Finally, professional money managers play a more prominent role in the U.S. than they do in China. Unlike developed stock markets, where institutional investors account for the bulk of trades, retail investors (a.k.a. average people) account for about 85 percent of stock trades in China. Since retail investors typically have shallower pockets than professional money managers, China's stock market ends up being a lot more volatile.
(7) What are the risks?
It's not clear what will happen next. The Chinese government has put a huge amount of money and energy into turning the market around. The drop in the market so far this week shows that investors don't believe the government yet, but perhaps they can be convinced in the future.
There are a few other interesting, potential casualties of the latest market drop. Some analysts say that the Chinese government's repeated pledges to boost the market and subsequent failures to do so could damage its credibility and lead to a crisis of confidence. Even if that doesn't happen, the government's latest measures are definitely calling into question its 2013 pledge to let the market play a "decisive" role in governance -- the central promise of its economic reform agenda.

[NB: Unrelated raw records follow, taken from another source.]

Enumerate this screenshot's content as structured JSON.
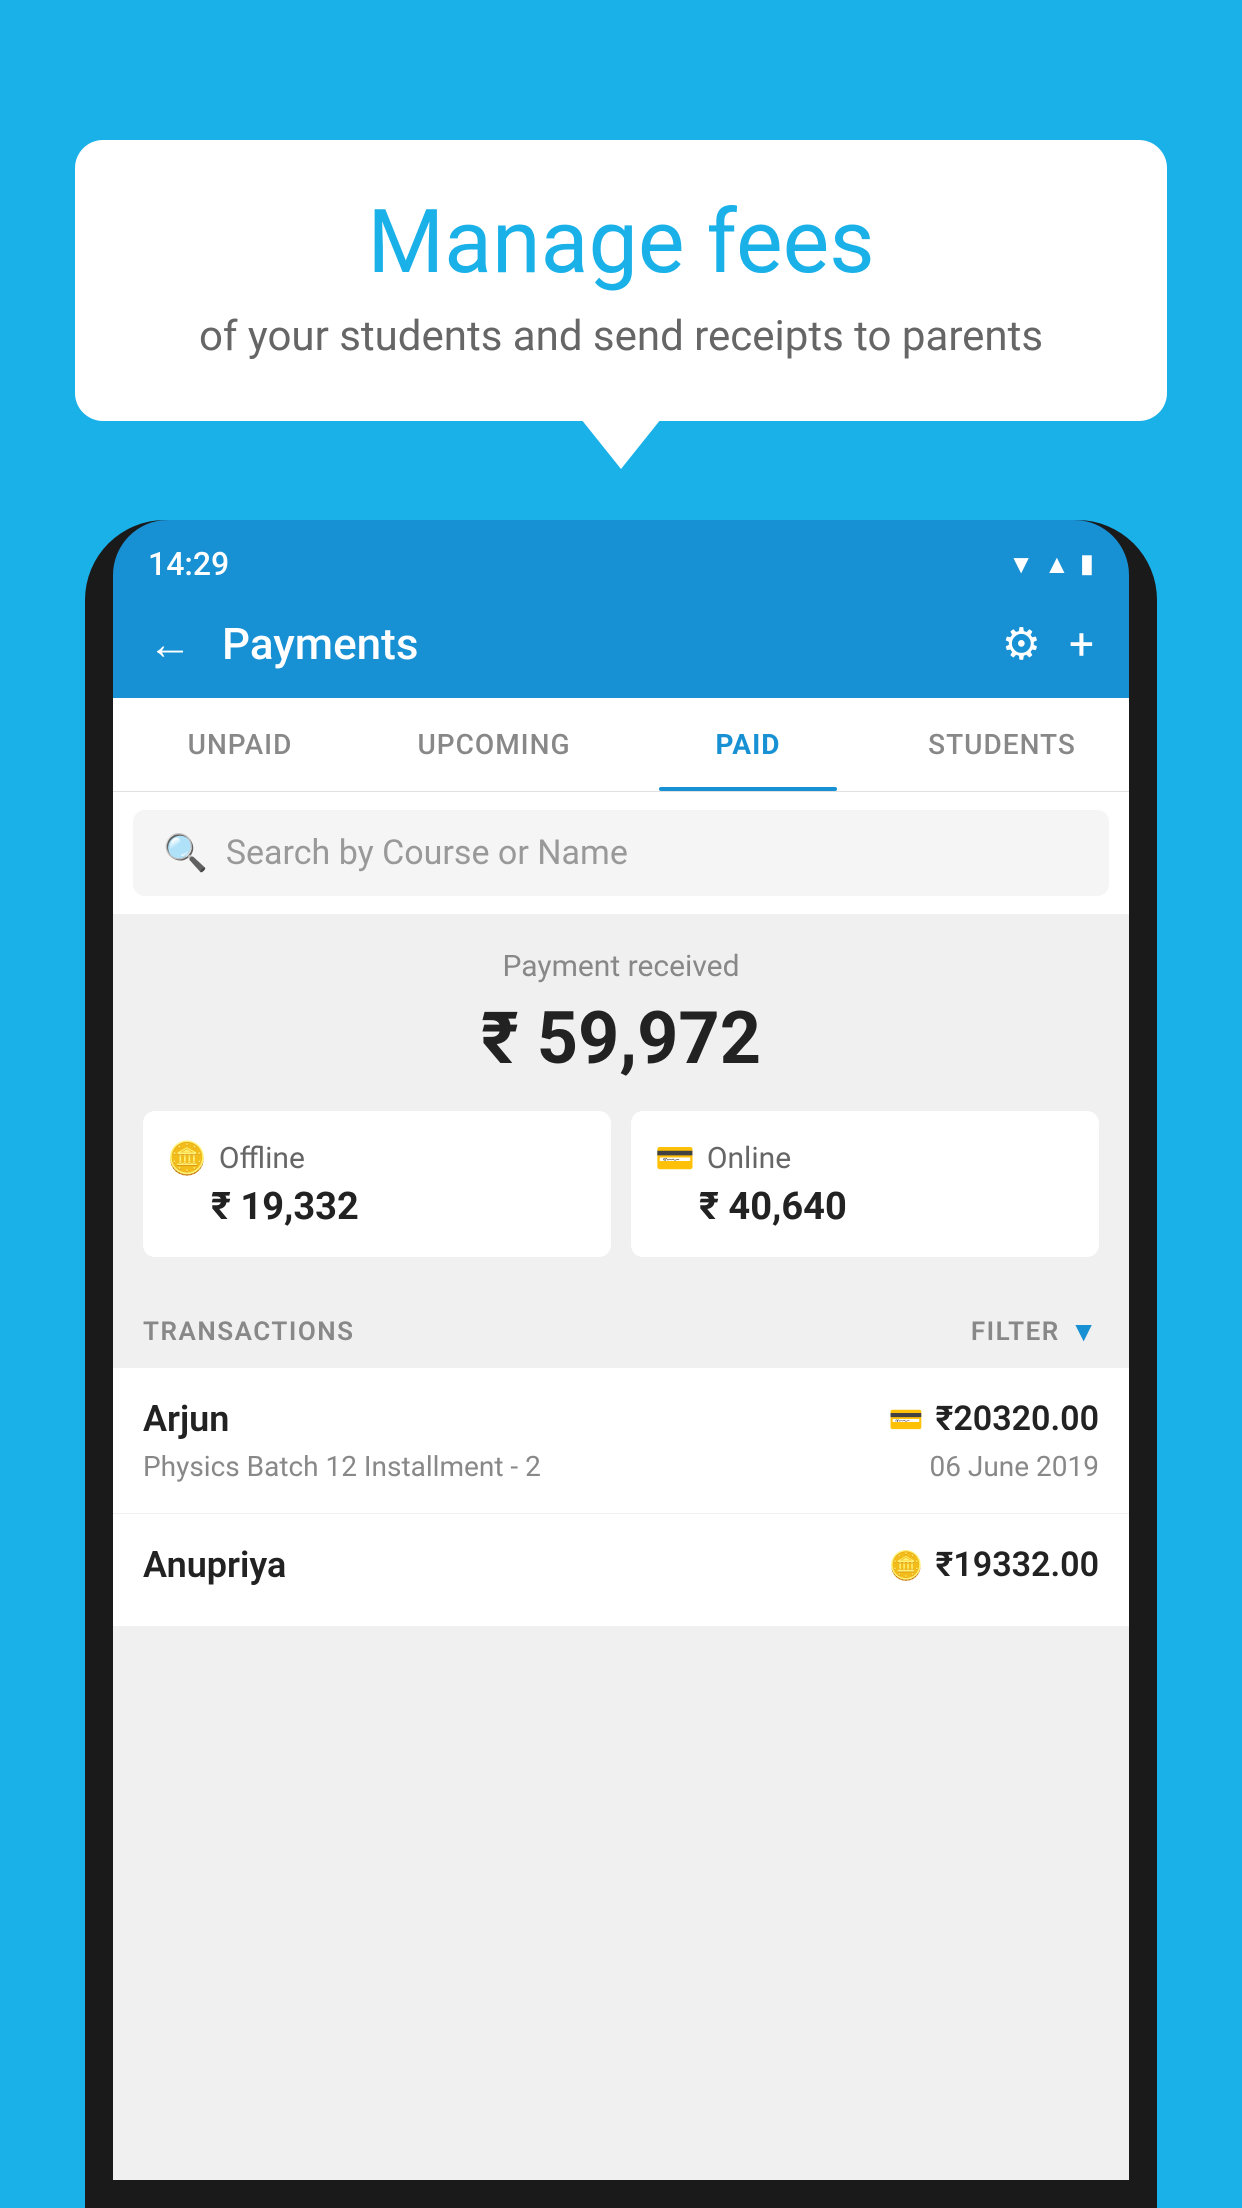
{
  "background_color": "#1ab0e8",
  "bubble": {
    "title": "Manage fees",
    "subtitle": "of your students and send receipts to parents"
  },
  "status_bar": {
    "time": "14:29",
    "icons": [
      "wifi",
      "signal",
      "battery"
    ]
  },
  "app_bar": {
    "title": "Payments",
    "back_label": "←",
    "settings_label": "⚙",
    "add_label": "+"
  },
  "tabs": [
    {
      "label": "UNPAID",
      "active": false
    },
    {
      "label": "UPCOMING",
      "active": false
    },
    {
      "label": "PAID",
      "active": true
    },
    {
      "label": "STUDENTS",
      "active": false
    }
  ],
  "search": {
    "placeholder": "Search by Course or Name"
  },
  "payment_summary": {
    "label": "Payment received",
    "amount": "₹ 59,972",
    "offline": {
      "type": "Offline",
      "amount": "₹ 19,332"
    },
    "online": {
      "type": "Online",
      "amount": "₹ 40,640"
    }
  },
  "transactions_section": {
    "label": "TRANSACTIONS",
    "filter_label": "FILTER"
  },
  "transactions": [
    {
      "name": "Arjun",
      "course": "Physics Batch 12 Installment - 2",
      "amount": "₹20320.00",
      "date": "06 June 2019",
      "pay_type": "card"
    },
    {
      "name": "Anupriya",
      "course": "",
      "amount": "₹19332.00",
      "date": "",
      "pay_type": "cash"
    }
  ]
}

A dip in the market could slow specific reforms. Joyce Poon of GaveKal Dragonomics said in an interview that one of the Chinese government's goals in stoking the stock market boom is to create an environment where certain companies – specifically, big state-owned companies in non-essential sectors like health care, retail, hotels and low-end technology -- can restructure, carry out mergers and acquisitions, and sell stakes to private shareholders. In order to privatize state assets, people must want to buy them, says Poon.
If the market continues to decline, some individual investors will lose their savings. But since average Chinese people aren't that exposed to stocks, the wealth effect from a stock market crash would be somewhat limited.
Since foreigners own such a small percentage of stocks, the possibility of contagion outside the market is low. But a stock market bubble could threaten the Chinese economy in other ways.
The bigger risk lies in the debt that investors and companies have borrowed. Margin debt, which has more than tripled in the past year, in particular greatly increases the pressure to sell in a slump. If the value of a share falls below a certain level, investors will get a margin call, meaning they need to either deposit more money in their account, or sell shares to make up the difference.
This dynamic means that a dip in prices in China could quickly spark an even bigger sell-off, as investors sell stock to pay their brokers. Some Chinese companies have even pledged their own shares as collateral for bank loans -- meaning that, if their share price falls enough, they may default on their loans. This leverage could threaten the stability of banks and brokerage firms.